◆ EXERCISE REQUIREMENTS: Every entry is to be reproduced word for word, but the images are not.

◆ RECORDS SUPPLIED:
[Start of section]
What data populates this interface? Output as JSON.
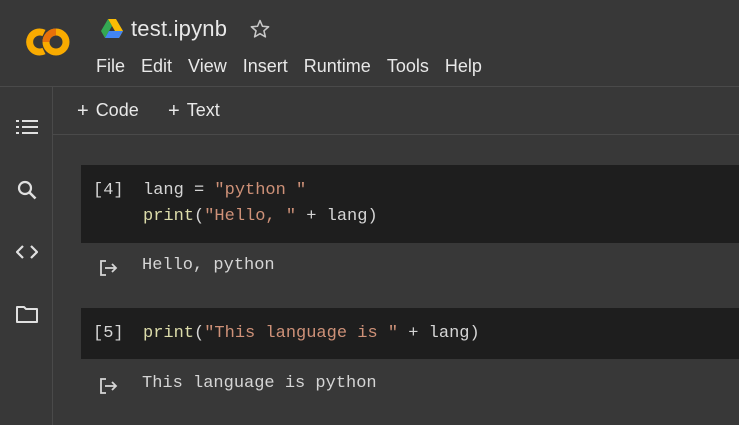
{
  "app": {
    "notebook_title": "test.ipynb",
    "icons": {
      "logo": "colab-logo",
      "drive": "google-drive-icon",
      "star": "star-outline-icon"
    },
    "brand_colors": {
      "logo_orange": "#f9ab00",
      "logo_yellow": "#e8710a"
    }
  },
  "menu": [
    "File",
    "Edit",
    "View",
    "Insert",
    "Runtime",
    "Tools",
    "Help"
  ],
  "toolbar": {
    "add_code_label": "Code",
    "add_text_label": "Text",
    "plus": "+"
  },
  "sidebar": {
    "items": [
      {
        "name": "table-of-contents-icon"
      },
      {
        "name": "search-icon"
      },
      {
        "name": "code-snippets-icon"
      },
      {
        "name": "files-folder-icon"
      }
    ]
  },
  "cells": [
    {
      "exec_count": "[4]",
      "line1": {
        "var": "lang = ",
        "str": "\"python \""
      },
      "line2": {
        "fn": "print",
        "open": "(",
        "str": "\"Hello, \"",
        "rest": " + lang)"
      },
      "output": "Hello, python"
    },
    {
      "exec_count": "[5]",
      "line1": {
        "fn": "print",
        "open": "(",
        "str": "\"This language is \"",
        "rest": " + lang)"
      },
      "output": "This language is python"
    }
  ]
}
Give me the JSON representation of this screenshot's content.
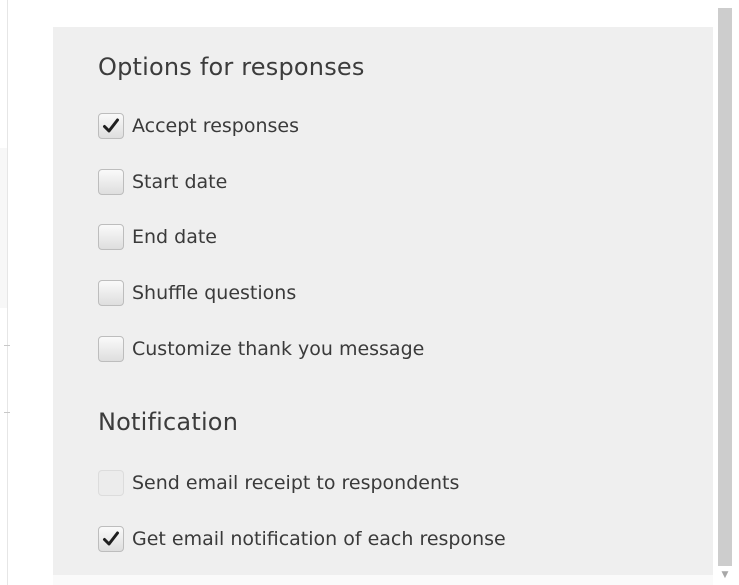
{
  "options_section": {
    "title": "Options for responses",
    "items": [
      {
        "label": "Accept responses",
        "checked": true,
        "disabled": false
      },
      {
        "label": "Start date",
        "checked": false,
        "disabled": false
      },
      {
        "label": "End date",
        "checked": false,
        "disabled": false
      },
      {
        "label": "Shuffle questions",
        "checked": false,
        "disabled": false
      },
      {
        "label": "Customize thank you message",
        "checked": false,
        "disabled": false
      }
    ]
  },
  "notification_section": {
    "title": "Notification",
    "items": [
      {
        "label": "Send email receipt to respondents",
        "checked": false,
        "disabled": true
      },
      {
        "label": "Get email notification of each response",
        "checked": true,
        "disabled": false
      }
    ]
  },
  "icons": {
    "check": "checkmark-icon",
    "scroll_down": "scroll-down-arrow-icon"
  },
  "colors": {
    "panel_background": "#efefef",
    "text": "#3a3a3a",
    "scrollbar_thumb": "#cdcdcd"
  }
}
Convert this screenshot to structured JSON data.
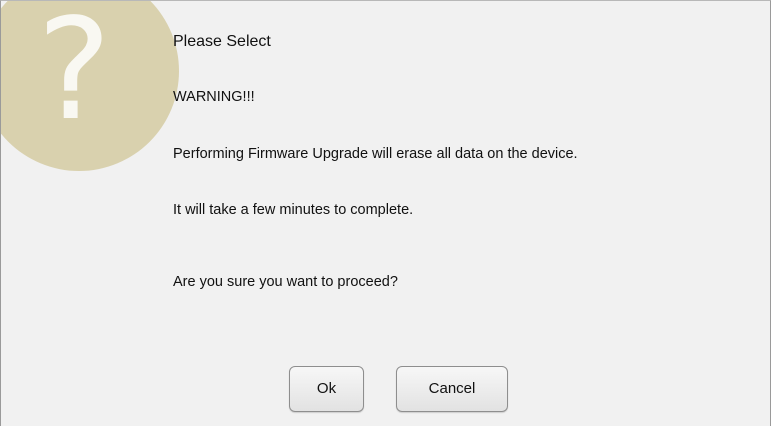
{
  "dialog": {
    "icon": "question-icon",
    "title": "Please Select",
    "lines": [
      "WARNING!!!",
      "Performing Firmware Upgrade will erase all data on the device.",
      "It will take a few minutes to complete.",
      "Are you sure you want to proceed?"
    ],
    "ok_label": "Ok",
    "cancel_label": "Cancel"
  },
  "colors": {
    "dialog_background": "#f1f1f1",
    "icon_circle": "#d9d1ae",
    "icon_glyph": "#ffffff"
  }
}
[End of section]
◆ RESPONSE TO THE TASK:
What data populates this interface? Output as JSON.
{
  "app": {
    "notebook_title": "test.ipynb",
    "icons": {
      "logo": "colab-logo",
      "drive": "google-drive-icon",
      "star": "star-outline-icon"
    },
    "brand_colors": {
      "logo_orange": "#f9ab00",
      "logo_yellow": "#e8710a"
    }
  },
  "menu": [
    "File",
    "Edit",
    "View",
    "Insert",
    "Runtime",
    "Tools",
    "Help"
  ],
  "toolbar": {
    "add_code_label": "Code",
    "add_text_label": "Text",
    "plus": "+"
  },
  "sidebar": {
    "items": [
      {
        "name": "table-of-contents-icon"
      },
      {
        "name": "search-icon"
      },
      {
        "name": "code-snippets-icon"
      },
      {
        "name": "files-folder-icon"
      }
    ]
  },
  "cells": [
    {
      "exec_count": "[4]",
      "line1": {
        "var": "lang = ",
        "str": "\"python \""
      },
      "line2": {
        "fn": "print",
        "open": "(",
        "str": "\"Hello, \"",
        "rest": " + lang)"
      },
      "output": "Hello, python"
    },
    {
      "exec_count": "[5]",
      "line1": {
        "fn": "print",
        "open": "(",
        "str": "\"This language is \"",
        "rest": " + lang)"
      },
      "output": "This language is python"
    }
  ]
}
Give me the JSON representation of this screenshot's content.
{
  "options_section": {
    "title": "Options for responses",
    "items": [
      {
        "label": "Accept responses",
        "checked": true,
        "disabled": false
      },
      {
        "label": "Start date",
        "checked": false,
        "disabled": false
      },
      {
        "label": "End date",
        "checked": false,
        "disabled": false
      },
      {
        "label": "Shuffle questions",
        "checked": false,
        "disabled": false
      },
      {
        "label": "Customize thank you message",
        "checked": false,
        "disabled": false
      }
    ]
  },
  "notification_section": {
    "title": "Notification",
    "items": [
      {
        "label": "Send email receipt to respondents",
        "checked": false,
        "disabled": true
      },
      {
        "label": "Get email notification of each response",
        "checked": true,
        "disabled": false
      }
    ]
  },
  "icons": {
    "check": "checkmark-icon",
    "scroll_down": "scroll-down-arrow-icon"
  },
  "colors": {
    "panel_background": "#efefef",
    "text": "#3a3a3a",
    "scrollbar_thumb": "#cdcdcd"
  }
}
Convert this screenshot to structured JSON data.
{
  "dialog": {
    "icon": "question-icon",
    "title": "Please Select",
    "lines": [
      "WARNING!!!",
      "Performing Firmware Upgrade will erase all data on the device.",
      "It will take a few minutes to complete.",
      "Are you sure you want to proceed?"
    ],
    "ok_label": "Ok",
    "cancel_label": "Cancel"
  },
  "colors": {
    "dialog_background": "#f1f1f1",
    "icon_circle": "#d9d1ae",
    "icon_glyph": "#ffffff"
  }
}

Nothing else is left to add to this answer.